Top of THE RECORDS
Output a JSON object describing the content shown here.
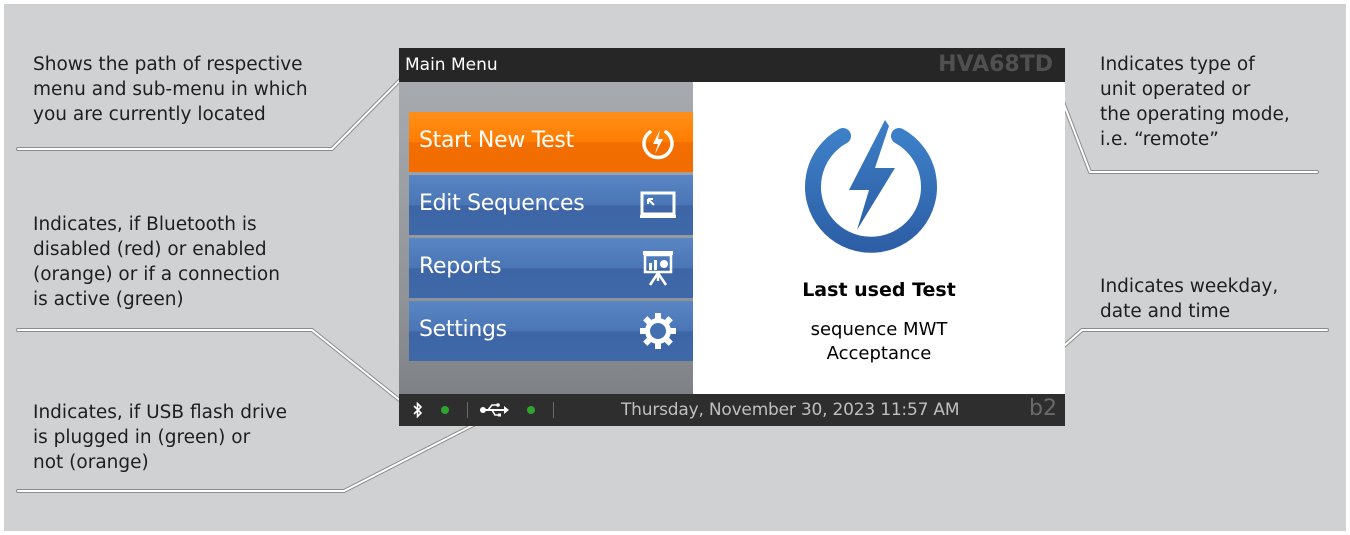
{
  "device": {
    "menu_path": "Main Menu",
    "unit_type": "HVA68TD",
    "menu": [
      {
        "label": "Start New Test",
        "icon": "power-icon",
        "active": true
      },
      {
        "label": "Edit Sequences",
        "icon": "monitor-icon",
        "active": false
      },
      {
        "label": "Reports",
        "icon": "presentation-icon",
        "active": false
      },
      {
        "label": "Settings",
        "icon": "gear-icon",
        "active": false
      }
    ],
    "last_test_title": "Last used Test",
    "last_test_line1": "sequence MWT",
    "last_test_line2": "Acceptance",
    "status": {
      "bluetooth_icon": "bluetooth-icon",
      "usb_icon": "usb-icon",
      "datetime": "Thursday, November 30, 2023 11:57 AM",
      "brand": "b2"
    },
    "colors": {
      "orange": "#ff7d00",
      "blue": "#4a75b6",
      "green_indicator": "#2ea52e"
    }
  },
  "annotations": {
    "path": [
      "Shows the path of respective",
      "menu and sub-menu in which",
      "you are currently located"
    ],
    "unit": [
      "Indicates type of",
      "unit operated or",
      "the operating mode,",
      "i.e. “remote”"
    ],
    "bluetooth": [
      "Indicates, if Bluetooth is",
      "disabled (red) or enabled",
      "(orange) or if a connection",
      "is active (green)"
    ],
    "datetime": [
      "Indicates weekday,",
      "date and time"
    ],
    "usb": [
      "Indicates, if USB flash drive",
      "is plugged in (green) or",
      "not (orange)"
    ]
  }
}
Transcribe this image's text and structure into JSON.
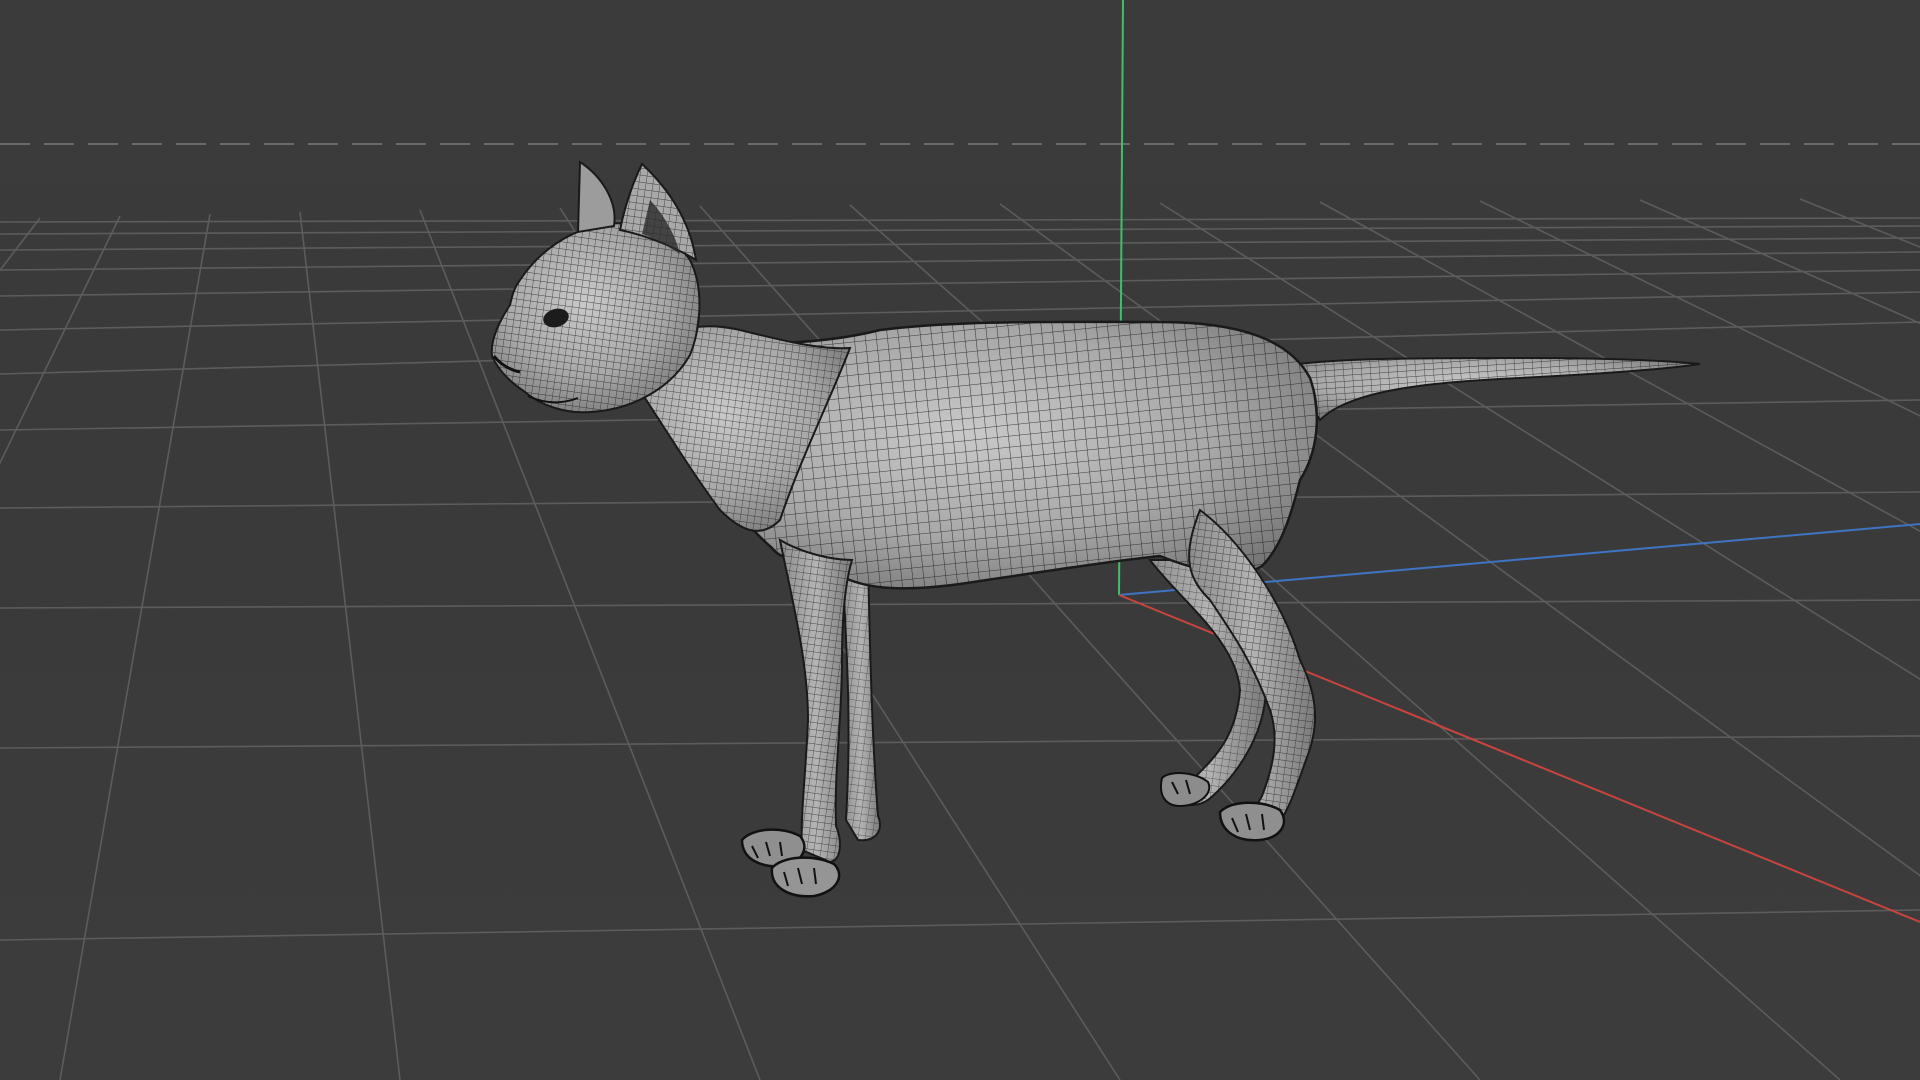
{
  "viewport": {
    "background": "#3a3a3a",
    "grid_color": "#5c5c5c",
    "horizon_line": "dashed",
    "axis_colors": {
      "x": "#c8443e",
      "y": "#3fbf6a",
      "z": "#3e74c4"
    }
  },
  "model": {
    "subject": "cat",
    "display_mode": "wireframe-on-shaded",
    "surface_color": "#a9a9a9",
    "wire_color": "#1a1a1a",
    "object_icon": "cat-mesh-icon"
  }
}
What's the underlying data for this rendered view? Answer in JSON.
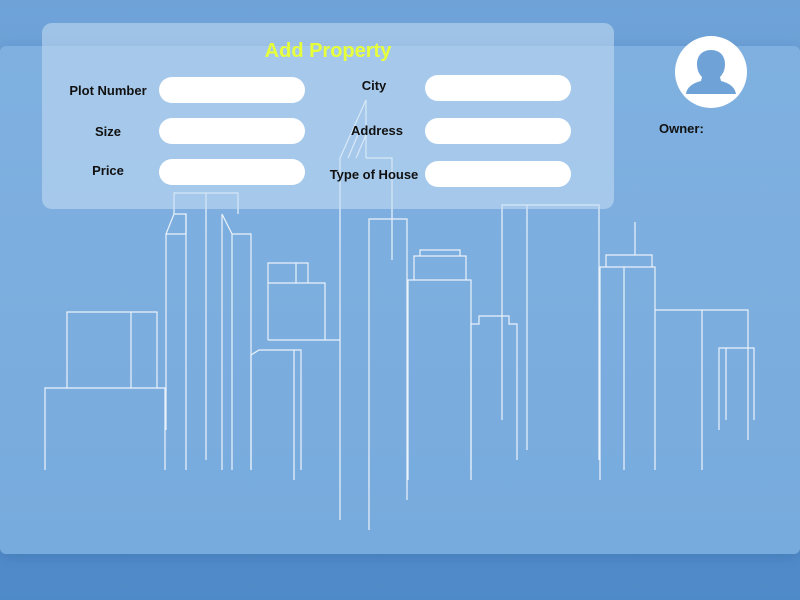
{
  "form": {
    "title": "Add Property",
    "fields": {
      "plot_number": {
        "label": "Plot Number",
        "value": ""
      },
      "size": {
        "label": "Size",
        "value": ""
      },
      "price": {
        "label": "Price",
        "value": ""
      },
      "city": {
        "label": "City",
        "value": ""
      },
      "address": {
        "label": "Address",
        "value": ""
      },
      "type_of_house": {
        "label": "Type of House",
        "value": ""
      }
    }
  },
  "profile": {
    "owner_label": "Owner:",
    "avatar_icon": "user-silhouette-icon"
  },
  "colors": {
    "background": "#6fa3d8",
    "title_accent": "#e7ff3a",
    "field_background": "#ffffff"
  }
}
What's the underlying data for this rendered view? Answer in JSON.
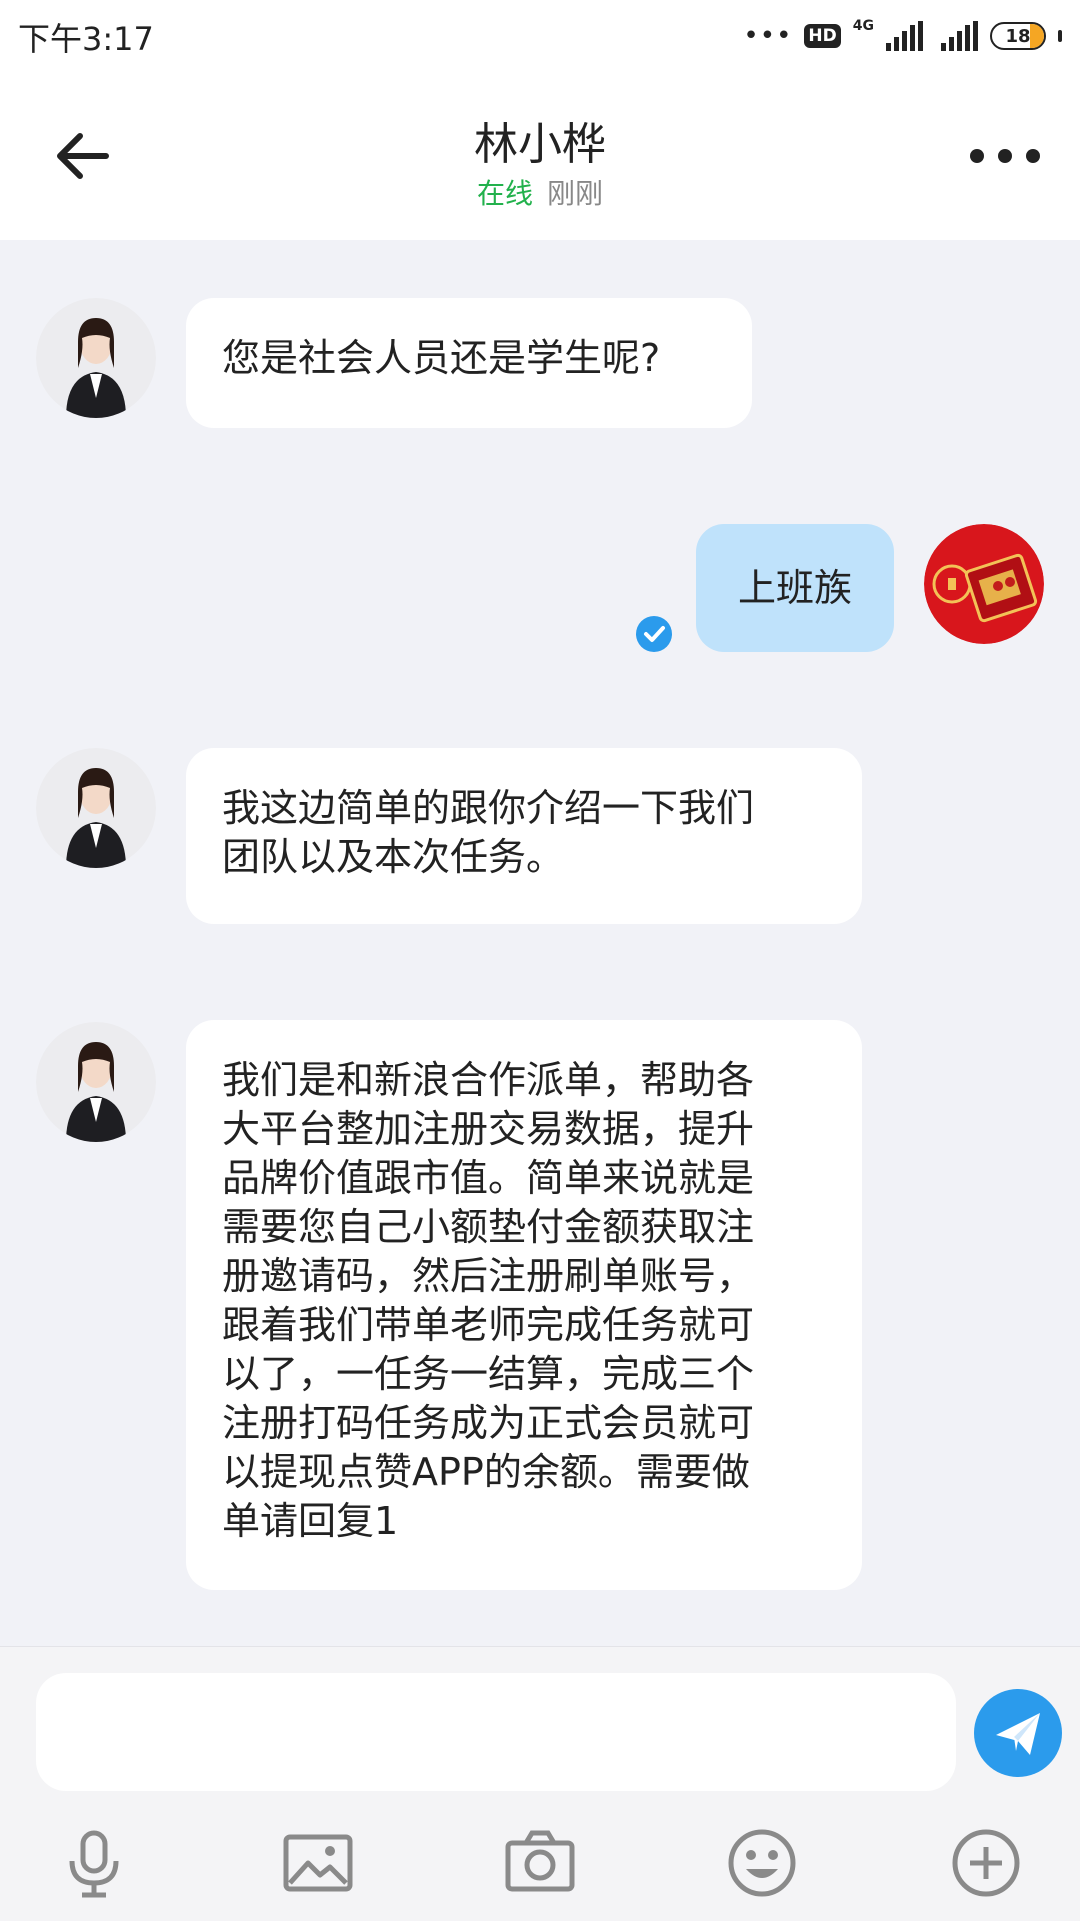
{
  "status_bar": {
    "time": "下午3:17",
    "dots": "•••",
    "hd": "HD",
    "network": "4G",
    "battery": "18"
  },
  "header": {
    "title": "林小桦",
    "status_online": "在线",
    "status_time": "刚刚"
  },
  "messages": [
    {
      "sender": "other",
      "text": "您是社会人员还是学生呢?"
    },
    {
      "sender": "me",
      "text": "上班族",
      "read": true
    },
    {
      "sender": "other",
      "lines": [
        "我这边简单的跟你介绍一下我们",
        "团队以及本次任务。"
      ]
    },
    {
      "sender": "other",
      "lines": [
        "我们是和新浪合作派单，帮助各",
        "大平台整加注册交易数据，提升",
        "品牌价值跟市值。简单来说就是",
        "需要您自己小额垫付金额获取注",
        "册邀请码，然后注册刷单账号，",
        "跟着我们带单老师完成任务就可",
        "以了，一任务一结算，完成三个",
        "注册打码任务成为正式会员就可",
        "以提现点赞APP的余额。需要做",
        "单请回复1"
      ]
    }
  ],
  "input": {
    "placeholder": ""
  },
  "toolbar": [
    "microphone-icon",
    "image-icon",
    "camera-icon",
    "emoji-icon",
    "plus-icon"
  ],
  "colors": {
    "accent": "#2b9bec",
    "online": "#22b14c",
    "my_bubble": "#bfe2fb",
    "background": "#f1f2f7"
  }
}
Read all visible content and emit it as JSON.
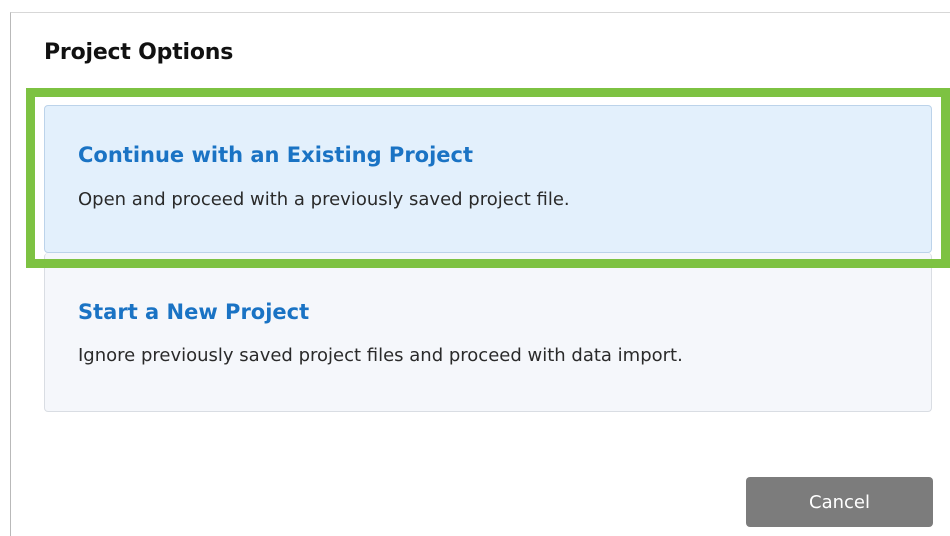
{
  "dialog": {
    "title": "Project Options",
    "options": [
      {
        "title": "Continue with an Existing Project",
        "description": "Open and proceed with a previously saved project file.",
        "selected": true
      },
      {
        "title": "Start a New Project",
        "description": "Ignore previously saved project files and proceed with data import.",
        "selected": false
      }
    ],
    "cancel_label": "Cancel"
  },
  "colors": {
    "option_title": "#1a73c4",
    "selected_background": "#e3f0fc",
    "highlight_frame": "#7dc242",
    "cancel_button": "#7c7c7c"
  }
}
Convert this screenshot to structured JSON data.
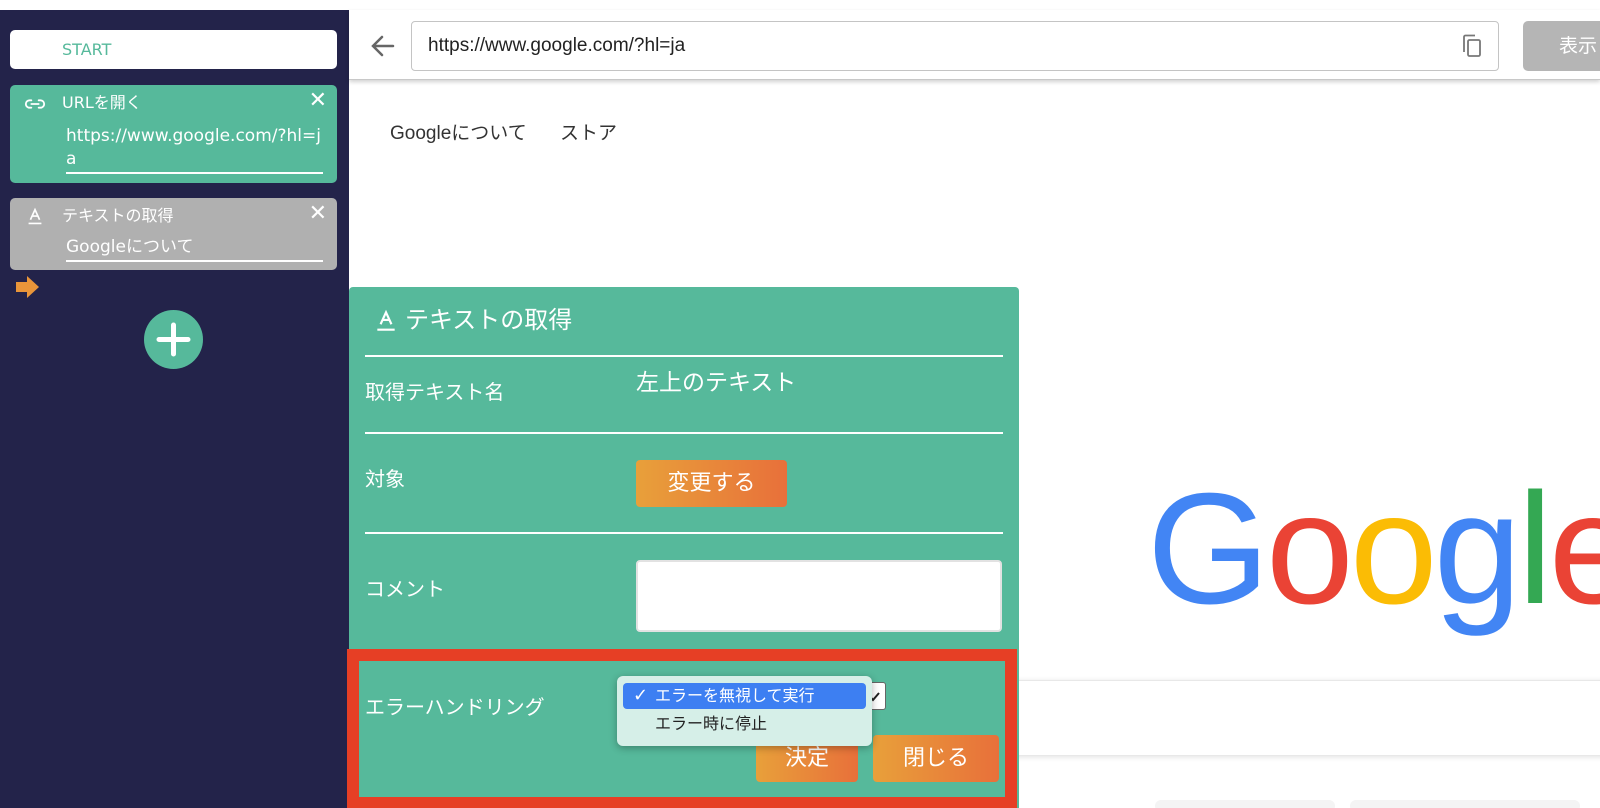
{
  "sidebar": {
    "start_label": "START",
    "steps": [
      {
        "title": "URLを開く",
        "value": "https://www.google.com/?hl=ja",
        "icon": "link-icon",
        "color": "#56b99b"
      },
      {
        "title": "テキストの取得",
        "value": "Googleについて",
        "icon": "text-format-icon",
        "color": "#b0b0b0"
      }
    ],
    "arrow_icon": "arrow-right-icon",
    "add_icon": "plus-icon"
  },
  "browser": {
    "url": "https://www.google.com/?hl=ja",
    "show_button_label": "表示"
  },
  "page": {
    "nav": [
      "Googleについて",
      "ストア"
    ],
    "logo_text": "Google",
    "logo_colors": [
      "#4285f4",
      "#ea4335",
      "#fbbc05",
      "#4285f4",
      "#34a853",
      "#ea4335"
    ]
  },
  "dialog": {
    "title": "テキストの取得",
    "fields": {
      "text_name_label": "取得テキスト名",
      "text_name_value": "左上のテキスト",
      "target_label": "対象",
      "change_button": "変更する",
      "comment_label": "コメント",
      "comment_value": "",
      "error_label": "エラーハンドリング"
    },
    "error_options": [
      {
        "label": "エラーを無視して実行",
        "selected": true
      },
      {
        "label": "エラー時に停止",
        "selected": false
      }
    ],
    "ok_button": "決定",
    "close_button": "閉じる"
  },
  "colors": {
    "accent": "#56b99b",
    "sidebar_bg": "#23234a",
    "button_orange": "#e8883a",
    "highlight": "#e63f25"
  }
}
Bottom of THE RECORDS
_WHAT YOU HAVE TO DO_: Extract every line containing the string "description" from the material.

_REPLY TO THE EXERCISE_:
        "description": "Open and proceed with a previously saved project file.",
        "description": "Ignore previously saved project files and proceed with data import.",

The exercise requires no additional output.